Downtown LA hasn’t had a splashy new Thai restaurant in years, but Holy Basil is here to bring the heat from chef Wedchayan “Deau” Arpapornnopparat and Tongkamal “Joy” Yuon. Holy Basil’s green curry is one of the stand’s signature dishes, while the fluffy omelet with basil and vegan larb mushrooms with Brussels sprouts are unique contenders.
Ayara Thai Cuisine
Ayara Thai Cuisine is very much a family-run business, and has been an important part of the Westchester community for nearly 20 years. The Asapahu family knocks out a solid menu with dishes like back baby ribs with a spicy sauce, ground pork and shrimp toast, and poached salmon in a red curry-coconut sauce.

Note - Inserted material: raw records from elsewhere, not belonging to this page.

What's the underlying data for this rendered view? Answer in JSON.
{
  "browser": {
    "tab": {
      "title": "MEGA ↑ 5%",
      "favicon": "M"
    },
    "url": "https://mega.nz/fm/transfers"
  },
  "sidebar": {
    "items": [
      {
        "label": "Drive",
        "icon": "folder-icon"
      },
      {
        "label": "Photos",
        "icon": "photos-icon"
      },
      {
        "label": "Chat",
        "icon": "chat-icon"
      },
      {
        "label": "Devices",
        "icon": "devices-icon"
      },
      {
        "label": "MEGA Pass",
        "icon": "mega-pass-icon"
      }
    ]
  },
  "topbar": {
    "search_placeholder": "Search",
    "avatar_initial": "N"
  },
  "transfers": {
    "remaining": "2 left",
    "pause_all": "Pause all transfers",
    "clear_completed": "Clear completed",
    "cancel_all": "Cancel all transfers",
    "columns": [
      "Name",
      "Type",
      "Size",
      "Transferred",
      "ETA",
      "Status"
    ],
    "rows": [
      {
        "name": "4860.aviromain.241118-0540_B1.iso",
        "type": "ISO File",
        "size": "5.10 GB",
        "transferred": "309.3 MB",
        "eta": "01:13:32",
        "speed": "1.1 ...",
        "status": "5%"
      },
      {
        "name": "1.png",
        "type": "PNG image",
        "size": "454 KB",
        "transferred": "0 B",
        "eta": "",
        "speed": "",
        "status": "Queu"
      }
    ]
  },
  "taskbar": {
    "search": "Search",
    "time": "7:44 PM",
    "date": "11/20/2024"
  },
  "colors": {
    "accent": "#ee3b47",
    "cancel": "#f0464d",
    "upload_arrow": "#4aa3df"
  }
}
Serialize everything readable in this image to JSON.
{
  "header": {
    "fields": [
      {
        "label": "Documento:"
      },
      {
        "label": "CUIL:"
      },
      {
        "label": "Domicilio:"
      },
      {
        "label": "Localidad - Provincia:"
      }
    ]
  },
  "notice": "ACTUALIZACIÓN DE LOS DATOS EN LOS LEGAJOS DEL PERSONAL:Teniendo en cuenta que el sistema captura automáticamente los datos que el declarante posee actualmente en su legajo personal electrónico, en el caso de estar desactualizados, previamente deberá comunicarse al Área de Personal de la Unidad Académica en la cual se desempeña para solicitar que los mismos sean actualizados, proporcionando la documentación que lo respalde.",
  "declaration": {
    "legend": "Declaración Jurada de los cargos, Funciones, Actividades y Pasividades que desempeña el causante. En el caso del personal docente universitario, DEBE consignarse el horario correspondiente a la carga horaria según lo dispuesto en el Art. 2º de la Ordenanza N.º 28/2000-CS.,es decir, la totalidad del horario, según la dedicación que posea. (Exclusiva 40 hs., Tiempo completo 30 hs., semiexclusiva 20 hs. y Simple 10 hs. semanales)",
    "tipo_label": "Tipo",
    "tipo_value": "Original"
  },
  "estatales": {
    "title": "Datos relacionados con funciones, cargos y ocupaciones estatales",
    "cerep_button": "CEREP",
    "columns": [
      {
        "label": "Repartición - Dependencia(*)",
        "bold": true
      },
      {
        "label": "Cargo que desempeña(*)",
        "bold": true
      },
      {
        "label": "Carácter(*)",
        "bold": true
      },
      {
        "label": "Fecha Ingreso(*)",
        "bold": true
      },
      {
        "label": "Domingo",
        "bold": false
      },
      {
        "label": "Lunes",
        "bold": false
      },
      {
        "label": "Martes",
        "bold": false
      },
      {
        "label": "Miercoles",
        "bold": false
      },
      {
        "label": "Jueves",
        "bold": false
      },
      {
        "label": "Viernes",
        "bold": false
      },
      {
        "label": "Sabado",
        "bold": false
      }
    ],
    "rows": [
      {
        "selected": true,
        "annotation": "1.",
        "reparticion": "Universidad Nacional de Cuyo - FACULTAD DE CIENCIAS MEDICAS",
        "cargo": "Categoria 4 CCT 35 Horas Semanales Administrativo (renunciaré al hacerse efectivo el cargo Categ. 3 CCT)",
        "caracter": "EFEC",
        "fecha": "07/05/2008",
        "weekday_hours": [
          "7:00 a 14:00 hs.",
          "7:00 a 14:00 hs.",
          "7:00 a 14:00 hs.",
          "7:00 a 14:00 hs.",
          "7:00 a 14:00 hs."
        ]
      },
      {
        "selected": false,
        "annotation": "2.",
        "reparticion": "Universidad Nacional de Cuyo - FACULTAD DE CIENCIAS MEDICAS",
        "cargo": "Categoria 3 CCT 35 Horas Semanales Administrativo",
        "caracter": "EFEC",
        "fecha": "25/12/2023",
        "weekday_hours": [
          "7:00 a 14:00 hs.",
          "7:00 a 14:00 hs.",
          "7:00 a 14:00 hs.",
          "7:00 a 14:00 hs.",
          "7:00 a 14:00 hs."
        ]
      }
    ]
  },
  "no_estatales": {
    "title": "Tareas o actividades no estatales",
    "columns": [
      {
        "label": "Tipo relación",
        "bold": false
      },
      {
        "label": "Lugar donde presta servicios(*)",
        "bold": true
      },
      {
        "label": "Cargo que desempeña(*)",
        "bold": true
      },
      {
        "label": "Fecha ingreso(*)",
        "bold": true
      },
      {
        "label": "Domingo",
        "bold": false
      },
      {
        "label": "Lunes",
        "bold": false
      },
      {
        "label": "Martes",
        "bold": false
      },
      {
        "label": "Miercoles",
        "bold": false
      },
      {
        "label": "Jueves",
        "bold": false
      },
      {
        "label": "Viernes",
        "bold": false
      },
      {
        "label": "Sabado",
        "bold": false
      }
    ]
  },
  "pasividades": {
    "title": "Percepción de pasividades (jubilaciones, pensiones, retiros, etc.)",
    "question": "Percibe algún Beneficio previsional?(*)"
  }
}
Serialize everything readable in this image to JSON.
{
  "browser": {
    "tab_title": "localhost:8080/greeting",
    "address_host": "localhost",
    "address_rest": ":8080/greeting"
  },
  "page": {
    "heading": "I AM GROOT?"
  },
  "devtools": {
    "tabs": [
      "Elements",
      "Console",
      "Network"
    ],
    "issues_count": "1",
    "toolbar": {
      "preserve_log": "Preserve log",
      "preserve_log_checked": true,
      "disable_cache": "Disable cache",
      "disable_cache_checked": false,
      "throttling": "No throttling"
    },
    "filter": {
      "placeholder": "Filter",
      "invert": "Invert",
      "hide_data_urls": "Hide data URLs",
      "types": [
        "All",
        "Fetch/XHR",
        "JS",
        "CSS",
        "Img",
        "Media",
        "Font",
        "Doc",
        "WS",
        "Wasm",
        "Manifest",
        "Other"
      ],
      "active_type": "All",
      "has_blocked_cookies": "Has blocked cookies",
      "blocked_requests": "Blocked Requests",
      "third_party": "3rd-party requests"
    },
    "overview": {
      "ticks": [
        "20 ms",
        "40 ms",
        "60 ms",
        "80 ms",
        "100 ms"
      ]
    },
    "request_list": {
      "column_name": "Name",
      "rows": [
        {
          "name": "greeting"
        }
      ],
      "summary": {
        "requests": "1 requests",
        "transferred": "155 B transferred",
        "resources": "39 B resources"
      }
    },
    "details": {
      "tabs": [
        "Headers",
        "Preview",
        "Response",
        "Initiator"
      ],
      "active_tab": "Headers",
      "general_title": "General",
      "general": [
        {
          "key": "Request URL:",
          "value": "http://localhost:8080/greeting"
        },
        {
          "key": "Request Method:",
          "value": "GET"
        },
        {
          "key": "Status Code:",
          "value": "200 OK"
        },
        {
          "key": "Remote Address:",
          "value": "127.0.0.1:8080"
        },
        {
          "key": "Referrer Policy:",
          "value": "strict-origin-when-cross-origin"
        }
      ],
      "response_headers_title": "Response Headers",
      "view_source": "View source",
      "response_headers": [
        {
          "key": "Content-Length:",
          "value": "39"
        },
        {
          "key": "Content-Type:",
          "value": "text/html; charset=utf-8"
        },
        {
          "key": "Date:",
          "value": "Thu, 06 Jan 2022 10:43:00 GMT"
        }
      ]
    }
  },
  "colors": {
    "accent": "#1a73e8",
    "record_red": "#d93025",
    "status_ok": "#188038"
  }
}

This just-off-the-5 Norwalk restaurant specializes in Northern Thai delicacies, but doesn’t skimp on all the more broadly familiar stuff, either. Stop by for a great version of nam kao tod crispy rice with plenty of pork sausage.
It’s hard to imagine fast-casual Thai food being done any better than at Bowl Thai, the Gardena staple spot known for extra-spicy soups and traditional noodle dishes.
Panvimarn Thai Cuisine
Panvimarn Thai Cuisine has been Long Beach’s home for Thai specialities for the past 13 years. The bustling restaurant is home to big groups, a lively bar scene, and dishes like spicy and fried soft shell crab salad, grilled meats, and one beguilingly fiery sautéed eggplant.
Tasty Food To Go - Thai & Lao
This cash-only Long Beach option is a great stop for both Thai and Lao food, offering a mixed menu that moves from starters like fried chicken to noodle and rice dishes and right on into Lao-style papaya salad with salted shrimp.